If the Terminator franchise wants a fresh start, it should tap more into the horror roots that ran throughout the first film.
James Cameron has made a name for himself when it comes to crafting iconic science fiction franchises. From Dark Angel to the long-gestating Avatar: The Way Of Water, it’s a surefire bet that if Cameron is involved the accolades and money will flow. But there’s one franchise he’s created that’s had more than its share of ups and downs: The Terminator.
Despite the blockbuster success of the original Terminator and its sequel Terminator 2: Judgment Day, the franchise has suffered several setbacks. None of the four films that followed Judgment Day received its critical acclaim or its box office returns. Even worse, fans of the franchise slowly turned away from it, let down by the increasingly diminishing returns. Cameron recently revealed that he plans to reboot the franchise, with an intent to focus on the perils of artificial intelligence. But there’s another route he should consider: returning to the horror roots that run throughout the first film.
The genius of the first Terminator is that it’s a horror film with a science fiction bent. An unstoppable, inhuman force chasing down a young girl and murdering everything in its path? Plenty of horror films from A Nightmare on Elm Street to Friday the 13th have put their own spin on this well-worn trope and reaped the rewards. Cameron took it a step further, making his monster a machine wrapped in flesh. The imposing presence of Arnold Schwarzenegger only adds to that terror, but what really sells it home is Schwarzenegger’s performance. He throws himself into the cold, unfeeling role of a machine, speaking in a flat tone and moving with an inhuman stride. Considering Schwarzenegger was well known for playing musclebound heroes at that point in his career, it’s a shock to see him as the villain.
The Terminator is relentless in its pursuit of Sarah Conner (Linda Hamilton). Bullets, knives, and even an exploding 18-wheeler can’t stop it. It strides forward, intent on its purpose. Kyle Reese (Michael Biehn) perfectly sums up how terrifying of an antagonist the machine is when he attempts to rescue Sarah: “It can’t be bargained with. It can’t be reasoned with. It doesn’t feel pity, or remorse, or fear. And it absolutely will not stop… ever, until you are dead.”
Reese’s words turn out to be prophetic. In its hunt for Sarah, the Terminator tracks down every person in the phone book who’s named Sarah Connor. It even breaks into her apartment and murders her roommate Ginger (Bess Motta). And in perhaps the most chilling part of the film, the murderous machine tracks down and kills Sarah’s mother, then mimics her voice to lure Sarah into a trap.

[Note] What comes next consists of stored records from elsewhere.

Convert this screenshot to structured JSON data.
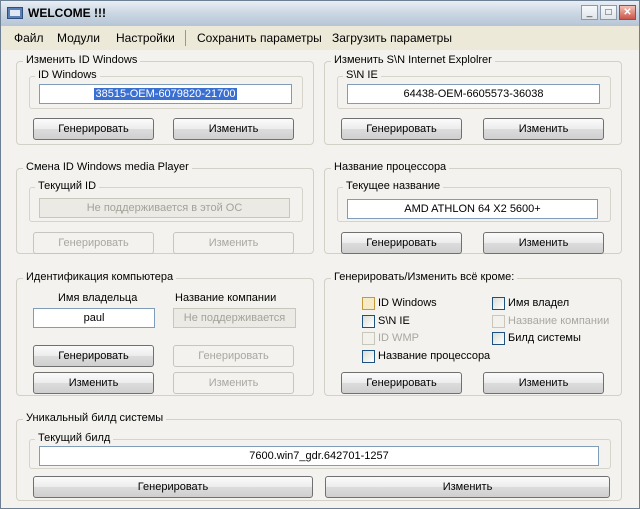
{
  "window": {
    "title": "WELCOME !!!"
  },
  "titlebar_buttons": {
    "minimize": "_",
    "maximize": "□",
    "close": "✕"
  },
  "menu": {
    "items": [
      "Файл",
      "Модули",
      "Настройки",
      "Сохранить параметры",
      "Загрузить параметры"
    ]
  },
  "windows_id": {
    "group_title": "Изменить ID Windows",
    "field_label": "ID Windows",
    "value": "38515-OEM-6079820-21700",
    "generate": "Генерировать",
    "change": "Изменить"
  },
  "ie_sn": {
    "group_title": "Изменить S\\N Internet Explolrer",
    "field_label": "S\\N IE",
    "value": "64438-OEM-6605573-36038",
    "generate": "Генерировать",
    "change": "Изменить"
  },
  "wmp_id": {
    "group_title": "Смена ID Windows media Player",
    "field_label": "Текущий ID",
    "value": "Не поддерживается в этой ОС",
    "generate": "Генерировать",
    "change": "Изменить"
  },
  "cpu": {
    "group_title": "Название процессора",
    "field_label": "Текущее название",
    "value": "AMD ATHLON 64 X2 5600+",
    "generate": "Генерировать",
    "change": "Изменить"
  },
  "computer": {
    "group_title": "Идентификация компьютера",
    "owner_label": "Имя владельца",
    "owner_value": "paul",
    "company_label": "Название компании",
    "company_value": "Не поддерживается",
    "generate": "Генерировать",
    "change": "Изменить",
    "company_generate": "Генерировать",
    "company_change": "Изменить"
  },
  "except": {
    "group_title": "Генерировать/Изменить всё кроме:",
    "opt_windows_id": "ID Windows",
    "opt_owner": "Имя владел",
    "opt_ie": "S\\N IE",
    "opt_company": "Название компании",
    "opt_wmp": "ID WMP",
    "opt_build": "Билд системы",
    "opt_cpu": "Название процессора",
    "generate": "Генерировать",
    "change": "Изменить"
  },
  "build": {
    "group_title": "Уникальный билд системы",
    "field_label": "Текущий билд",
    "value": "7600.win7_gdr.642701-1257",
    "generate": "Генерировать",
    "change": "Изменить"
  }
}
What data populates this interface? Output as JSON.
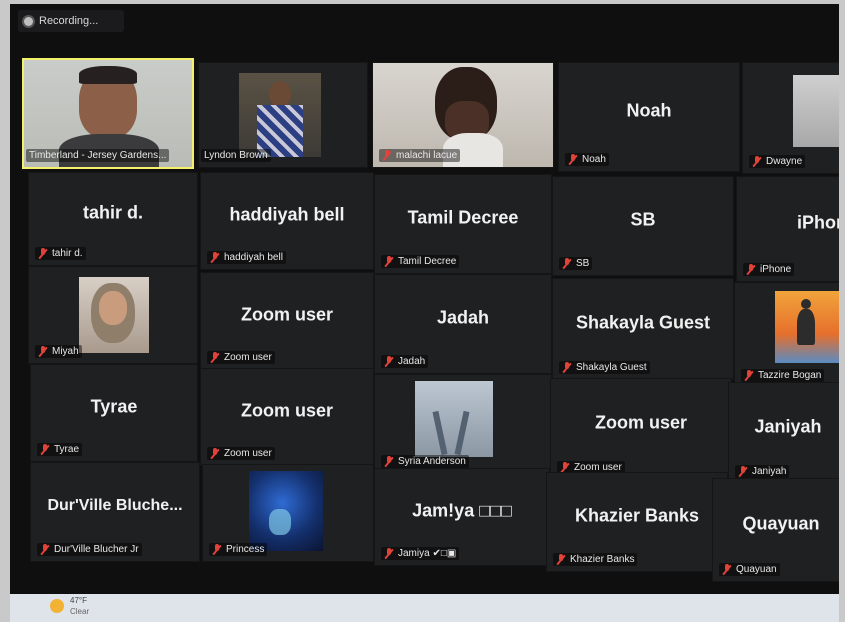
{
  "recording": {
    "label": "Recording..."
  },
  "participants": [
    {
      "big": "",
      "tag": "Timberland - Jersey Gardens..."
    },
    {
      "big": "",
      "tag": "Lyndon Brown"
    },
    {
      "big": "",
      "tag": "malachi lacue"
    },
    {
      "big": "Noah",
      "tag": "Noah"
    },
    {
      "big": "",
      "tag": "Dwayne"
    },
    {
      "big": "tahir d.",
      "tag": "tahir d."
    },
    {
      "big": "haddiyah bell",
      "tag": "haddiyah bell"
    },
    {
      "big": "Tamil Decree",
      "tag": "Tamil Decree"
    },
    {
      "big": "SB",
      "tag": "SB"
    },
    {
      "big": "iPhone",
      "tag": "iPhone"
    },
    {
      "big": "",
      "tag": "Miyah"
    },
    {
      "big": "Zoom user",
      "tag": "Zoom user"
    },
    {
      "big": "Jadah",
      "tag": "Jadah"
    },
    {
      "big": "Shakayla Guest",
      "tag": "Shakayla Guest"
    },
    {
      "big": "",
      "tag": "Tazzire Bogan"
    },
    {
      "big": "Tyrae",
      "tag": "Tyrae"
    },
    {
      "big": "Zoom user",
      "tag": "Zoom user"
    },
    {
      "big": "",
      "tag": "Syria Anderson"
    },
    {
      "big": "Zoom user",
      "tag": "Zoom user"
    },
    {
      "big": "Janiyah",
      "tag": "Janiyah"
    },
    {
      "big": "Dur'Ville Bluche...",
      "tag": "Dur'Ville Blucher Jr"
    },
    {
      "big": "",
      "tag": "Princess"
    },
    {
      "big": "Jam!ya □□□",
      "tag": "Jamiya ✔□▣"
    },
    {
      "big": "Khazier Banks",
      "tag": "Khazier Banks"
    },
    {
      "big": "Quayuan",
      "tag": "Quayuan"
    }
  ],
  "taskbar": {
    "temp": "47°F",
    "condition": "Clear"
  }
}
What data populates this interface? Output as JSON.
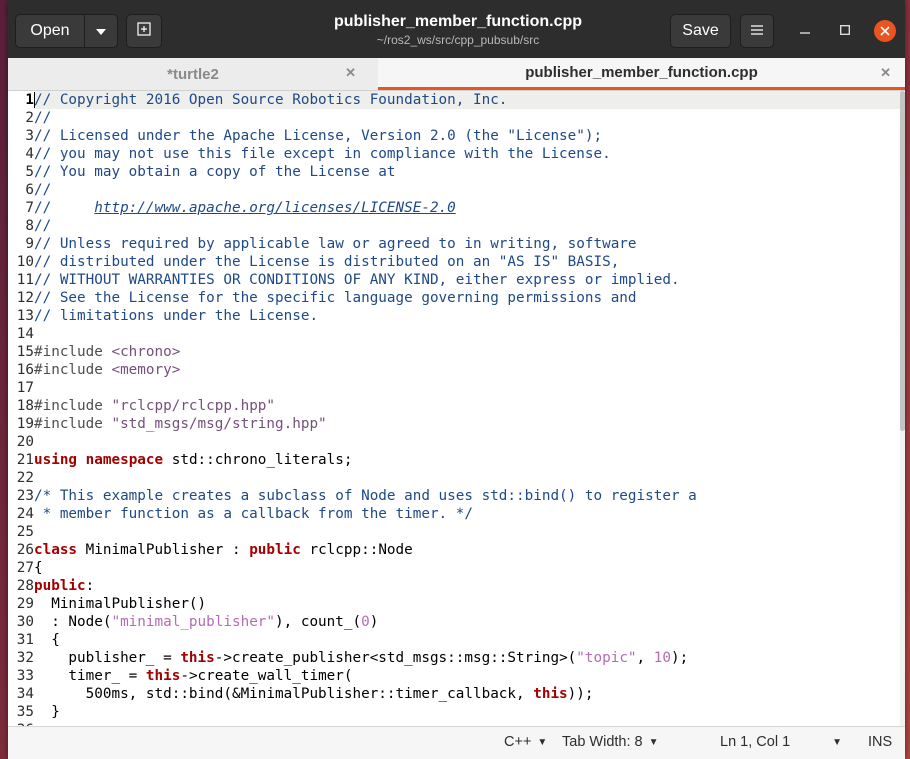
{
  "window": {
    "title": "publisher_member_function.cpp",
    "subtitle": "~/ros2_ws/src/cpp_pubsub/src",
    "open_label": "Open",
    "save_label": "Save"
  },
  "tabs": [
    {
      "label": "*turtle2",
      "active": false
    },
    {
      "label": "publisher_member_function.cpp",
      "active": true
    }
  ],
  "editor": {
    "current_line": 1,
    "lines": [
      [
        {
          "t": "// Copyright 2016 Open Source Robotics Foundation, Inc.",
          "c": "comment"
        }
      ],
      [
        {
          "t": "//",
          "c": "comment"
        }
      ],
      [
        {
          "t": "// Licensed under the Apache License, Version 2.0 (the \"License\");",
          "c": "comment"
        }
      ],
      [
        {
          "t": "// you may not use this file except in compliance with the License.",
          "c": "comment"
        }
      ],
      [
        {
          "t": "// You may obtain a copy of the License at",
          "c": "comment"
        }
      ],
      [
        {
          "t": "//",
          "c": "comment"
        }
      ],
      [
        {
          "t": "//     ",
          "c": "comment"
        },
        {
          "t": "http://www.apache.org/licenses/LICENSE-2.0",
          "c": "link"
        }
      ],
      [
        {
          "t": "//",
          "c": "comment"
        }
      ],
      [
        {
          "t": "// Unless required by applicable law or agreed to in writing, software",
          "c": "comment"
        }
      ],
      [
        {
          "t": "// distributed under the License is distributed on an \"AS IS\" BASIS,",
          "c": "comment"
        }
      ],
      [
        {
          "t": "// WITHOUT WARRANTIES OR CONDITIONS OF ANY KIND, either express or implied.",
          "c": "comment"
        }
      ],
      [
        {
          "t": "// See the License for the specific language governing permissions and",
          "c": "comment"
        }
      ],
      [
        {
          "t": "// limitations under the License.",
          "c": "comment"
        }
      ],
      [],
      [
        {
          "t": "#include ",
          "c": "pre"
        },
        {
          "t": "<chrono>",
          "c": "inc"
        }
      ],
      [
        {
          "t": "#include ",
          "c": "pre"
        },
        {
          "t": "<memory>",
          "c": "inc"
        }
      ],
      [],
      [
        {
          "t": "#include ",
          "c": "pre"
        },
        {
          "t": "\"rclcpp/rclcpp.hpp\"",
          "c": "inc"
        }
      ],
      [
        {
          "t": "#include ",
          "c": "pre"
        },
        {
          "t": "\"std_msgs/msg/string.hpp\"",
          "c": "inc"
        }
      ],
      [],
      [
        {
          "t": "using",
          "c": "kw"
        },
        {
          "t": " "
        },
        {
          "t": "namespace",
          "c": "kw"
        },
        {
          "t": " std::chrono_literals;"
        }
      ],
      [],
      [
        {
          "t": "/* This example creates a subclass of Node and uses std::bind() to register a",
          "c": "comment"
        }
      ],
      [
        {
          "t": " * member function as a callback from the timer. */",
          "c": "comment"
        }
      ],
      [],
      [
        {
          "t": "class",
          "c": "kw"
        },
        {
          "t": " MinimalPublisher : "
        },
        {
          "t": "public",
          "c": "kw"
        },
        {
          "t": " rclcpp::Node"
        }
      ],
      [
        {
          "t": "{"
        }
      ],
      [
        {
          "t": "public",
          "c": "kw"
        },
        {
          "t": ":"
        }
      ],
      [
        {
          "t": "  MinimalPublisher()"
        }
      ],
      [
        {
          "t": "  : Node("
        },
        {
          "t": "\"minimal_publisher\"",
          "c": "str"
        },
        {
          "t": "), count_("
        },
        {
          "t": "0",
          "c": "num"
        },
        {
          "t": ")"
        }
      ],
      [
        {
          "t": "  {"
        }
      ],
      [
        {
          "t": "    publisher_ = "
        },
        {
          "t": "this",
          "c": "kw"
        },
        {
          "t": "->create_publisher<std_msgs::msg::String>("
        },
        {
          "t": "\"topic\"",
          "c": "str"
        },
        {
          "t": ", "
        },
        {
          "t": "10",
          "c": "num"
        },
        {
          "t": ");"
        }
      ],
      [
        {
          "t": "    timer_ = "
        },
        {
          "t": "this",
          "c": "kw"
        },
        {
          "t": "->create_wall_timer("
        }
      ],
      [
        {
          "t": "      500ms, std::bind(&MinimalPublisher::timer_callback, "
        },
        {
          "t": "this",
          "c": "kw"
        },
        {
          "t": "));"
        }
      ],
      [
        {
          "t": "  }"
        }
      ],
      [
        {
          "t": ""
        }
      ]
    ]
  },
  "statusbar": {
    "language": "C++",
    "tab_width": "Tab Width: 8",
    "position": "Ln 1, Col 1",
    "mode": "INS"
  },
  "colors": {
    "accent": "#e95420",
    "comment": "#204a87",
    "keyword": "#a40000",
    "string": "#b36db5"
  }
}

While the Terminator might be unstoppable, the flesh surrounding its metal endoskeleton isn’t as durable. This leads to some of the film’s more horrifying elements, as the Terminator slowly starts to resemble a wax statue more than a human. It even ends up cutting out one of its eyeballs, revealing the glowing red eye underneath a river of blood – and leading to the iconic moment where it dons a pair of wraparound shades to hide the damage.
A large part of what’s led to dissatisfaction with the post-Judgment Day sequels is that they’ve tried to up the stakes of Judgment Day. But it feels less like they’ve cleared that bar and more like they’re attempting to scrape the barrel. Nearly every new Terminator that’s appeared in the franchise has more or less been a variant on the T-1000 (Robert Patrick). And despite the fact that Sarah and her son John (Edward Furlong) managed to halt the advent of Skynet, it somehow still manages to exist in the future. Then there’s the fact that someone, someway, manages to reprogram a Terminator – who looks just like the first one – to be one of the “good guys.” Shifting back to the horror genre would shed these tired clichés and give the franchise some truly new blood.
Cameron could also dip into a new set of horror tropes. If he wanted to do a film about A.I. run amok, perhaps restructuring Skynet into a virus that infects its victims and turns them into Terminators would be a neat start. Or setting a film at the beginning of the machine apocalypse would really sell the horror of the Terminators home. Whatever the case, he should strive to put the fear of God – or rather, Skynet – back into his fans’ hearts.